**Web page and app entries**.
* * * * * * *
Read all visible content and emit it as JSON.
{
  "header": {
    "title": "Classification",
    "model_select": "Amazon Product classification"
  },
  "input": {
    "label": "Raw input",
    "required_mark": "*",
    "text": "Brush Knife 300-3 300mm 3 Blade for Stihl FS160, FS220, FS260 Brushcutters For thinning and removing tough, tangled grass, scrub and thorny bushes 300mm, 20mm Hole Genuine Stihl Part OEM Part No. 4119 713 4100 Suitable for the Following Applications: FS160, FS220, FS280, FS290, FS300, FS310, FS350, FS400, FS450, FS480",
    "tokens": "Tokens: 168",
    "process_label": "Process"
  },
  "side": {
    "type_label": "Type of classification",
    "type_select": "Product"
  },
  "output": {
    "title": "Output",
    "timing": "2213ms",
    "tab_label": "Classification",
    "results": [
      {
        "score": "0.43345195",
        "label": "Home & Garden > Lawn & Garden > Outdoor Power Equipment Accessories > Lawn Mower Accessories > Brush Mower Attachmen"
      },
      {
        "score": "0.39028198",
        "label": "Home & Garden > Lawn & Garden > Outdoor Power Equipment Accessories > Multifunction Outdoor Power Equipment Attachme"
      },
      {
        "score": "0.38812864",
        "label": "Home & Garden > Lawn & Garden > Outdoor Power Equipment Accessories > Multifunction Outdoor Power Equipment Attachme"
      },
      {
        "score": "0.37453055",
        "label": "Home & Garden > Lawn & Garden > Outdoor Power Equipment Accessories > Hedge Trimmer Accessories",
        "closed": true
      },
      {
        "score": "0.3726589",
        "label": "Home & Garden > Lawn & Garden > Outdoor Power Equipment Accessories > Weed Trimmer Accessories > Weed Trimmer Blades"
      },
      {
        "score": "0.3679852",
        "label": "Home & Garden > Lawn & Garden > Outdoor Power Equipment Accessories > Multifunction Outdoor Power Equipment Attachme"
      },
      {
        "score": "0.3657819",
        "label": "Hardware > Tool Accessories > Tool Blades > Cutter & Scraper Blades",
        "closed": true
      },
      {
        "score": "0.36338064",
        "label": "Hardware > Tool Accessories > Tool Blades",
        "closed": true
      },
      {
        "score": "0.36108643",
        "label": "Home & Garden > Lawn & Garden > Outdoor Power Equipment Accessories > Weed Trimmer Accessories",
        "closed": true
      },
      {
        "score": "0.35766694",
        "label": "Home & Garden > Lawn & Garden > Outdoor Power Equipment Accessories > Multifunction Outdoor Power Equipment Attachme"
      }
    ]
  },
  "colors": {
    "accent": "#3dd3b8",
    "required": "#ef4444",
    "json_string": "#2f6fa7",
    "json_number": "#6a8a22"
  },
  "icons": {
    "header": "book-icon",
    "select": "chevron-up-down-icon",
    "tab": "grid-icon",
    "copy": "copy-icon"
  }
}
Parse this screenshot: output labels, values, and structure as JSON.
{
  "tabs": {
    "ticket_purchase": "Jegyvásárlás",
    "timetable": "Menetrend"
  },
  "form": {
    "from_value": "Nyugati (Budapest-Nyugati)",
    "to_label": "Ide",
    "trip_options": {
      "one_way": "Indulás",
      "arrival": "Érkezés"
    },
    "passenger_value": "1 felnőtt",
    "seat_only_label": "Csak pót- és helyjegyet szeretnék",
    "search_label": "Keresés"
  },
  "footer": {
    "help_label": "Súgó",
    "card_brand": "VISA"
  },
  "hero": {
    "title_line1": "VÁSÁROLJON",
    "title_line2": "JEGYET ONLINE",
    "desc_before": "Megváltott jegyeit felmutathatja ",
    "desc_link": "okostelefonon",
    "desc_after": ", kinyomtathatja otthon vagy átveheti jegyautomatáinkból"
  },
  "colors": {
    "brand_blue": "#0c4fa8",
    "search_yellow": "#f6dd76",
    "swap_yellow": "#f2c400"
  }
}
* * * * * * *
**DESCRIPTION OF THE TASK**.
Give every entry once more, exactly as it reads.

**ANSWER SECTION**.
Read all visible content and emit it as JSON.
{
  "header": {
    "title": "Classification",
    "model_select": "Amazon Product classification"
  },
  "input": {
    "label": "Raw input",
    "required_mark": "*",
    "text": "Brush Knife 300-3 300mm 3 Blade for Stihl FS160, FS220, FS260 Brushcutters For thinning and removing tough, tangled grass, scrub and thorny bushes 300mm, 20mm Hole Genuine Stihl Part OEM Part No. 4119 713 4100 Suitable for the Following Applications: FS160, FS220, FS280, FS290, FS300, FS310, FS350, FS400, FS450, FS480",
    "tokens": "Tokens: 168",
    "process_label": "Process"
  },
  "side": {
    "type_label": "Type of classification",
    "type_select": "Product"
  },
  "output": {
    "title": "Output",
    "timing": "2213ms",
    "tab_label": "Classification",
    "results": [
      {
        "score": "0.43345195",
        "label": "Home & Garden > Lawn & Garden > Outdoor Power Equipment Accessories > Lawn Mower Accessories > Brush Mower Attachmen"
      },
      {
        "score": "0.39028198",
        "label": "Home & Garden > Lawn & Garden > Outdoor Power Equipment Accessories > Multifunction Outdoor Power Equipment Attachme"
      },
      {
        "score": "0.38812864",
        "label": "Home & Garden > Lawn & Garden > Outdoor Power Equipment Accessories > Multifunction Outdoor Power Equipment Attachme"
      },
      {
        "score": "0.37453055",
        "label": "Home & Garden > Lawn & Garden > Outdoor Power Equipment Accessories > Hedge Trimmer Accessories",
        "closed": true
      },
      {
        "score": "0.3726589",
        "label": "Home & Garden > Lawn & Garden > Outdoor Power Equipment Accessories > Weed Trimmer Accessories > Weed Trimmer Blades"
      },
      {
        "score": "0.3679852",
        "label": "Home & Garden > Lawn & Garden > Outdoor Power Equipment Accessories > Multifunction Outdoor Power Equipment Attachme"
      },
      {
        "score": "0.3657819",
        "label": "Hardware > Tool Accessories > Tool Blades > Cutter & Scraper Blades",
        "closed": true
      },
      {
        "score": "0.36338064",
        "label": "Hardware > Tool Accessories > Tool Blades",
        "closed": true
      },
      {
        "score": "0.36108643",
        "label": "Home & Garden > Lawn & Garden > Outdoor Power Equipment Accessories > Weed Trimmer Accessories",
        "closed": true
      },
      {
        "score": "0.35766694",
        "label": "Home & Garden > Lawn & Garden > Outdoor Power Equipment Accessories > Multifunction Outdoor Power Equipment Attachme"
      }
    ]
  },
  "colors": {
    "accent": "#3dd3b8",
    "required": "#ef4444",
    "json_string": "#2f6fa7",
    "json_number": "#6a8a22"
  },
  "icons": {
    "header": "book-icon",
    "select": "chevron-up-down-icon",
    "tab": "grid-icon",
    "copy": "copy-icon"
  }
}
Parse this screenshot: output labels, values, and structure as JSON.
{
  "tabs": {
    "ticket_purchase": "Jegyvásárlás",
    "timetable": "Menetrend"
  },
  "form": {
    "from_value": "Nyugati (Budapest-Nyugati)",
    "to_label": "Ide",
    "trip_options": {
      "one_way": "Indulás",
      "arrival": "Érkezés"
    },
    "passenger_value": "1 felnőtt",
    "seat_only_label": "Csak pót- és helyjegyet szeretnék",
    "search_label": "Keresés"
  },
  "footer": {
    "help_label": "Súgó",
    "card_brand": "VISA"
  },
  "hero": {
    "title_line1": "VÁSÁROLJON",
    "title_line2": "JEGYET ONLINE",
    "desc_before": "Megváltott jegyeit felmutathatja ",
    "desc_link": "okostelefonon",
    "desc_after": ", kinyomtathatja otthon vagy átveheti jegyautomatáinkból"
  },
  "colors": {
    "brand_blue": "#0c4fa8",
    "search_yellow": "#f6dd76",
    "swap_yellow": "#f2c400"
  }
}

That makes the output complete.